Having OCD means bringing perfectionism to a whole new level.
I’ve always had some perfectionistic tendencies. I’ll never forget being in fifth grade, sitting at my kitchen table crying because I couldn’t draw a whale well enough for a project I had to turn in… and then my tears wetting the paper and making it even worse.
But when you’ve got OCD, perfectionism isn’t about making good art or producing a great result. It’s a trap that makes you doubt every bit of yourself — it can stick you in a spiral where you’re gasping for air, desperate for a way out.
My OCD constantly tells me that I’m not enough, that I have to do something again and again until I get it right. Sometimes it’s something as silly as the number of steps I take within a sidewalk square, or the exact tone with which I’ve got to say a word. And while that seems laughable, in those moments even the need to change my stance so I can walk three steps then cross the line with one leg or the other can stop me from doing or thinking about anything else.
But other times, that need to do something just right has much more dire consequences. For a long time, that was the case with my prayer life.
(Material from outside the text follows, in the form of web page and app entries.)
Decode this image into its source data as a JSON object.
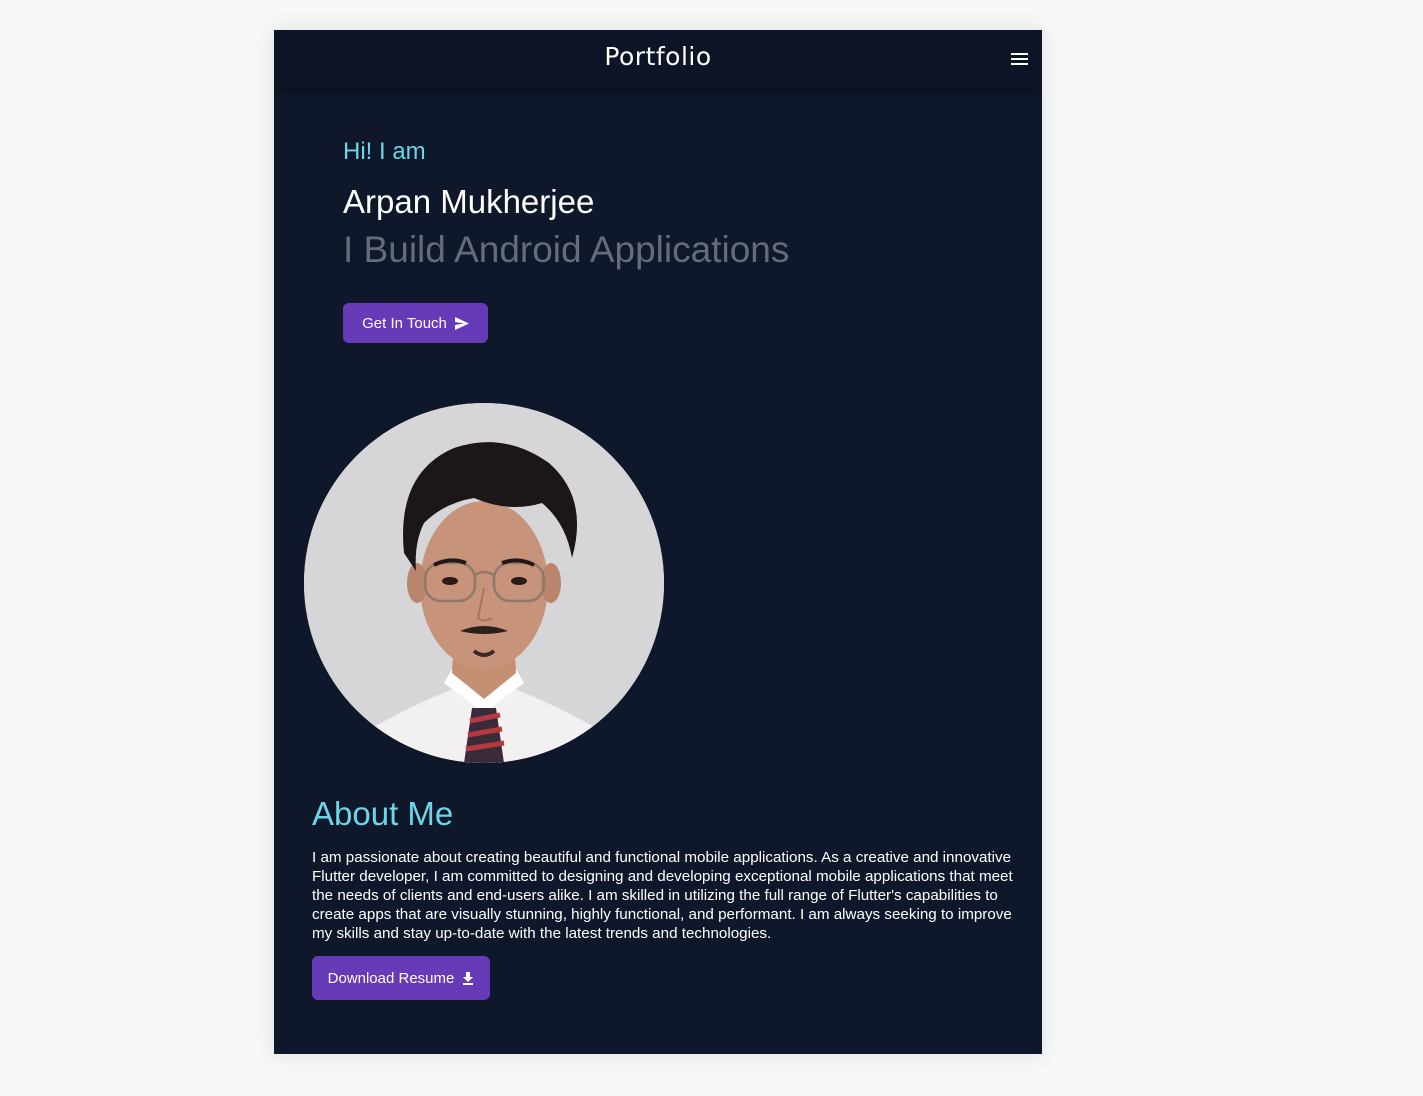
{
  "header": {
    "brand": "Portfolio",
    "menu_icon": "menu-icon"
  },
  "hero": {
    "greeting": "Hi! I am",
    "name": "Arpan Mukherjee",
    "tagline": "I Build Android Applications",
    "cta_label": "Get In Touch",
    "cta_icon": "send-icon"
  },
  "about": {
    "title": "About Me",
    "text": "I am passionate about creating beautiful and functional mobile applications. As a creative and innovative Flutter developer, I am committed to designing and developing exceptional mobile applications that meet the needs of clients and end-users alike. I am skilled in utilizing the full range of Flutter's capabilities to create apps that are visually stunning, highly functional, and performant. I am always seeking to improve my skills and stay up-to-date with the latest trends and technologies.",
    "resume_label": "Download Resume",
    "resume_icon": "download-icon"
  },
  "colors": {
    "background": "#0f172a",
    "accent": "#6cd6e8",
    "button": "#673ab7",
    "tagline": "#656c78"
  }
}
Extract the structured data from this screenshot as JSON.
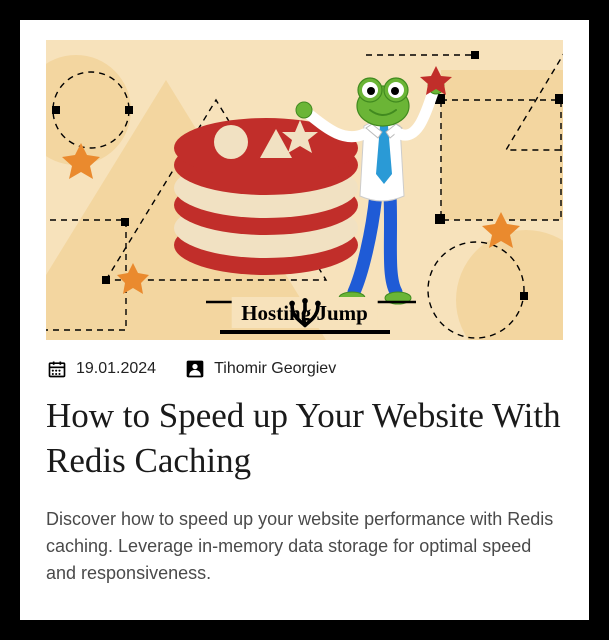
{
  "brand": "Hosting Jump",
  "post": {
    "date": "19.01.2024",
    "author": "Tihomir Georgiev",
    "title": "How to Speed up Your Website With Redis Caching",
    "excerpt": "Discover how to speed up your website performance with Redis caching. Leverage in-memory data storage for optimal speed and responsiveness."
  },
  "colors": {
    "hero_bg": "#f7e2bb",
    "redis_red": "#c12e2a",
    "redis_cream": "#f1e1c2",
    "accent_orange": "#ea8a2e",
    "frog_green": "#6bb536",
    "frog_dark": "#418a1f",
    "tie": "#2a9ad6",
    "pants": "#1f5bd6"
  }
}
As a kid — and as an adult — I had certain anxieties and phobias that really plagued me. One of those was the fear of sickness. The fear of major diseases or death bothered me as much as anyone, but this was different. In my brain something as innocuous as the threat of the stomach flu caused in me a panic far fiercer than the fear of a failing grade, of being lost, of much else I could imagine.
Being a church-going kid, and someone who loved rules, I settled on the only reasonable solution: I just had to pray — the absolute best I could — and that would make all my worries go away. In OCD terms, praying became the compulsion to my obsession with not getting sick. So every time a family member, friend, even an acquaintance got sick, I doubled down. I truly believed that if I prayed well enough, and got just the right combination of words and phrases and patterns, I’d be spared from illness.
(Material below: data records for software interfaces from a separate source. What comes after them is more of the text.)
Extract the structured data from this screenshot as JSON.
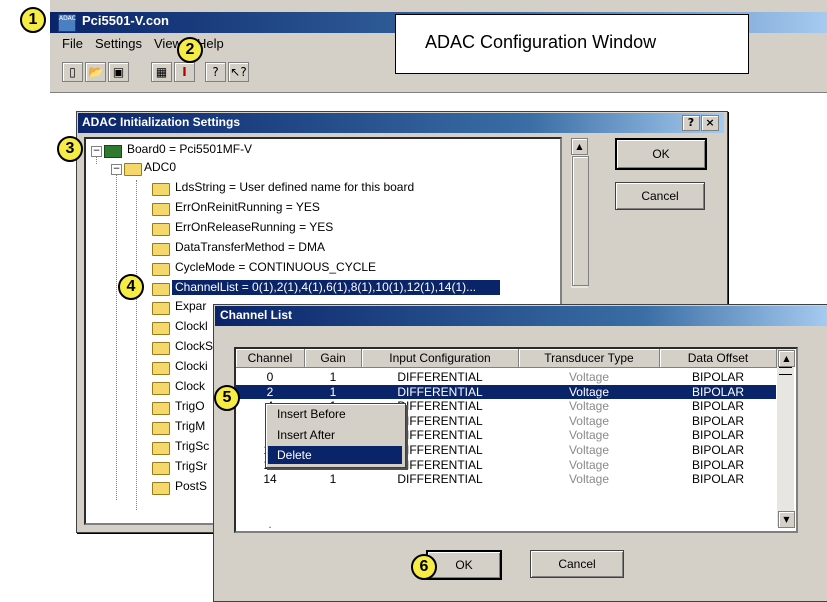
{
  "app": {
    "window_title": "Pci5501-V.con",
    "icon_text": "ADAC",
    "menu": [
      "File",
      "Settings",
      "View",
      "Help"
    ],
    "toolbar_icons": [
      "new-icon",
      "open-icon",
      "save-icon",
      "board-icon",
      "channel-icon",
      "help-icon",
      "context-help-icon"
    ]
  },
  "annotation": {
    "note": "ADAC Configuration Window",
    "callouts": [
      "1",
      "2",
      "3",
      "4",
      "5",
      "6"
    ]
  },
  "init_dialog": {
    "title": "ADAC Initialization Settings",
    "help_btn": "?",
    "close_btn": "×",
    "ok_label": "OK",
    "cancel_label": "Cancel",
    "tree": {
      "root": "Board0 = Pci5501MF-V",
      "adc": "ADC0",
      "items": [
        "LdsString = User defined name for this board",
        "ErrOnReinitRunning = YES",
        "ErrOnReleaseRunning = YES",
        "DataTransferMethod = DMA",
        "CycleMode = CONTINUOUS_CYCLE",
        "ChannelList = 0(1),2(1),4(1),6(1),8(1),10(1),12(1),14(1)...",
        "Expar",
        "Clockl",
        "ClockS",
        "Clocki",
        "Clock",
        "TrigO",
        "TrigM",
        "TrigSc",
        "TrigSr",
        "PostS"
      ]
    }
  },
  "channel_dialog": {
    "title": "Channel List",
    "columns": [
      "Channel",
      "Gain",
      "Input Configuration",
      "Transducer Type",
      "Data Offset"
    ],
    "rows": [
      [
        "0",
        "1",
        "DIFFERENTIAL",
        "Voltage",
        "BIPOLAR"
      ],
      [
        "2",
        "1",
        "DIFFERENTIAL",
        "Voltage",
        "BIPOLAR"
      ],
      [
        "4",
        "1",
        "DIFFERENTIAL",
        "Voltage",
        "BIPOLAR"
      ],
      [
        "6",
        "1",
        "DIFFERENTIAL",
        "Voltage",
        "BIPOLAR"
      ],
      [
        "8",
        "1",
        "DIFFERENTIAL",
        "Voltage",
        "BIPOLAR"
      ],
      [
        "10",
        "1",
        "DIFFERENTIAL",
        "Voltage",
        "BIPOLAR"
      ],
      [
        "12",
        "1",
        "DIFFERENTIAL",
        "Voltage",
        "BIPOLAR"
      ],
      [
        "14",
        "1",
        "DIFFERENTIAL",
        "Voltage",
        "BIPOLAR"
      ]
    ],
    "selected_row": 1,
    "ok_label": "OK",
    "cancel_label": "Cancel"
  },
  "context_menu": {
    "items": [
      "Insert Before",
      "Insert After",
      "Delete"
    ],
    "highlighted": 2
  },
  "colors": {
    "title_bar": "#0a246a",
    "selection": "#0a246a",
    "callout": "#f6ec46",
    "dialog_face": "#d4d0c8"
  }
}
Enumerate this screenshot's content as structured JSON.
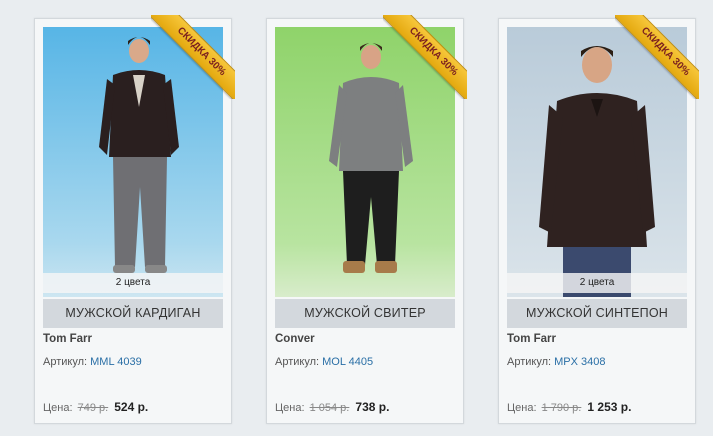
{
  "products": [
    {
      "badge": "СКИДКА 30%",
      "colors_note": "2 цвета",
      "name": "МУЖСКОЙ КАРДИГАН",
      "brand": "Tom Farr",
      "sku_label": "Артикул:",
      "sku": "MML 4039",
      "price_label": "Цена:",
      "old_price": "749 р.",
      "new_price": "524 р."
    },
    {
      "badge": "СКИДКА 30%",
      "colors_note": "",
      "name": "МУЖСКОЙ СВИТЕР",
      "brand": "Conver",
      "sku_label": "Артикул:",
      "sku": "MOL 4405",
      "price_label": "Цена:",
      "old_price": "1 054 р.",
      "new_price": "738 р."
    },
    {
      "badge": "СКИДКА 30%",
      "colors_note": "2 цвета",
      "name": "МУЖСКОЙ СИНТЕПОН",
      "brand": "Tom Farr",
      "sku_label": "Артикул:",
      "sku": "MPX 3408",
      "price_label": "Цена:",
      "old_price": "1 790 р.",
      "new_price": "1 253 р."
    }
  ],
  "colors": {
    "page_bg": "#e9edf0",
    "name_bar_bg": "#d3d8dd",
    "link": "#2a6fa6",
    "ribbon": "#f2b924",
    "ribbon_text": "#7a1f1f"
  }
}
And that need for perfect prayer extended well beyond my fear of illness. I convinced myself that no matter what I did, prayer wasn’t enough. Maybe I prayed the rosary, but I wasn’t really dedicated to meditating the whole time, so it didn’t count. Or I’d pray for a few minutes at bedtime, but then I got distracted and fell asleep.
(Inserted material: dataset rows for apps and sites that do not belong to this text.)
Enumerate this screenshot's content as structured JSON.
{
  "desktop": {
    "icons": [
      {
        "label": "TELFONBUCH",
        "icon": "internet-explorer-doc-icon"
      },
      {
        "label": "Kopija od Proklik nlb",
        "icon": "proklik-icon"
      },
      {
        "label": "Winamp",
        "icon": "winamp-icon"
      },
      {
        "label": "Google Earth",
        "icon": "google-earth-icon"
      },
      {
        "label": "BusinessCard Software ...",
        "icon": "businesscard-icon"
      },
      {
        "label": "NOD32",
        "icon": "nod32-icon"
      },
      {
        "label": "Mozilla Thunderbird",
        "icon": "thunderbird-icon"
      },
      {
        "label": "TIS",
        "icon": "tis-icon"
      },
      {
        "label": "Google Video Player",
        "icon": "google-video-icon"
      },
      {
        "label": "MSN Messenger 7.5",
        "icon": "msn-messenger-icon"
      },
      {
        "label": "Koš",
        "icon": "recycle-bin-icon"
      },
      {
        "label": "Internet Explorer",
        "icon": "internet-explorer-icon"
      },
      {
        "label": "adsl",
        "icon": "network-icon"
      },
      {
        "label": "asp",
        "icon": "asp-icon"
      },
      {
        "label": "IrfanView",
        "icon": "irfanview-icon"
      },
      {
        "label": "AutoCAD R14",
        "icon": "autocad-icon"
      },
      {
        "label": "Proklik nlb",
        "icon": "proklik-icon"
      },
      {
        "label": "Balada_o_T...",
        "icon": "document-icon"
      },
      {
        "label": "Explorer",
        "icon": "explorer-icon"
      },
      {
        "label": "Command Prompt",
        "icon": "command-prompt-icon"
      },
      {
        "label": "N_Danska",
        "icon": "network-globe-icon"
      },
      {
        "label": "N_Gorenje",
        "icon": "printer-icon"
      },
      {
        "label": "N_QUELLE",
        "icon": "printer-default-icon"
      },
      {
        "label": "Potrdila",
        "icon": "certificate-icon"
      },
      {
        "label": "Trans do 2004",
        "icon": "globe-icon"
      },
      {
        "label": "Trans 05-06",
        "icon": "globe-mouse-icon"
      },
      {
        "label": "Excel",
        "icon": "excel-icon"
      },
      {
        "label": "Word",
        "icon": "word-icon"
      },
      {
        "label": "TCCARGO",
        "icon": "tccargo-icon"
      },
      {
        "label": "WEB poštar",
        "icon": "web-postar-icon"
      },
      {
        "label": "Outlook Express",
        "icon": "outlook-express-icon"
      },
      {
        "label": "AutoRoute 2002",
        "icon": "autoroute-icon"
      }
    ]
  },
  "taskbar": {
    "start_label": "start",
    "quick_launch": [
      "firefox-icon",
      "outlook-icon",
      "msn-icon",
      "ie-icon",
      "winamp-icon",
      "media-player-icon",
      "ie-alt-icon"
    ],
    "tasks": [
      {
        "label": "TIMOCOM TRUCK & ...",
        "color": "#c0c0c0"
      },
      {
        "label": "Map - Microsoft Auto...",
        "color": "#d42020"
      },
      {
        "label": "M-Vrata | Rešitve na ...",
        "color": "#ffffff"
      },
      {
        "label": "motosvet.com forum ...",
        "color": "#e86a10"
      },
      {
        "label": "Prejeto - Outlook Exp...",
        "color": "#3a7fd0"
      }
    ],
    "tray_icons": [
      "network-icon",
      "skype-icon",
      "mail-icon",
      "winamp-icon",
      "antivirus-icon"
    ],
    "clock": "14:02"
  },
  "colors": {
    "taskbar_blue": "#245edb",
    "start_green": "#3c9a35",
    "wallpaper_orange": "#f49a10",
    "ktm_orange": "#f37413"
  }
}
When Lent rolled around, I’d think for days, weeks, months to figure out what the right penance could be — and it couldn’t just be one thing. It couldn’t be something simple. It couldn’t be “just enough.”
I put this pressure on myself in every aspect of my relationship with God, always trying to achieve, to get to a point where I deserved His love, His mercy. I tried to prove myself to a point where He’d be willing to keep me healthy, to love me, to let me get into heaven.
But guess what?
My family still got sick. I still got sick. And my relationship with God suffered.
I’d created this rigid structure of reality for myself where I was constantly trying to prove to God that I was enough for Him, that I loved Him. Trying to be the best at praying, trying to find and follow all the rules was an effort to be perfect, to be enough.
And I wasn’t. I failed.
I failed not because I didn’t try hard enough — I failed because I cannot be enough. There is no prayer, no series of actions, no routine I can follow that makes me worthy of God’s love by my own actions. I am a child of God, loved by Him because He created me and loves me for who I am. Nothing I can do can make Him love me “more,” and I don’t have to fight for His love or work to earn it.
There is no magic number of Hail Marys that I can say that will guarantee my admittance into heaven. God isn’t a scorekeeper, He isn’t looking for what I do. God seeks to be in relationship with me — He wants me to allow myself to be loved by Him and then to bring that love to the world. And I can’t do that when I’m constantly keeping track, trying to crack the code.
Knowing that God loves me and that it is enough that I am created in His image is not a perfect solution. I’ll probably always struggle with a desire to achieve, and I know I’m not the only one who feels that way. But I take solace in the knowledge that God does not work the way my mind does. His grace is what saves me. He loves me into being.
So, at the end of the day, no matter what I do, it’s not enough. But that’s okay, because God is in charge. He is enough. And that’s enough for me.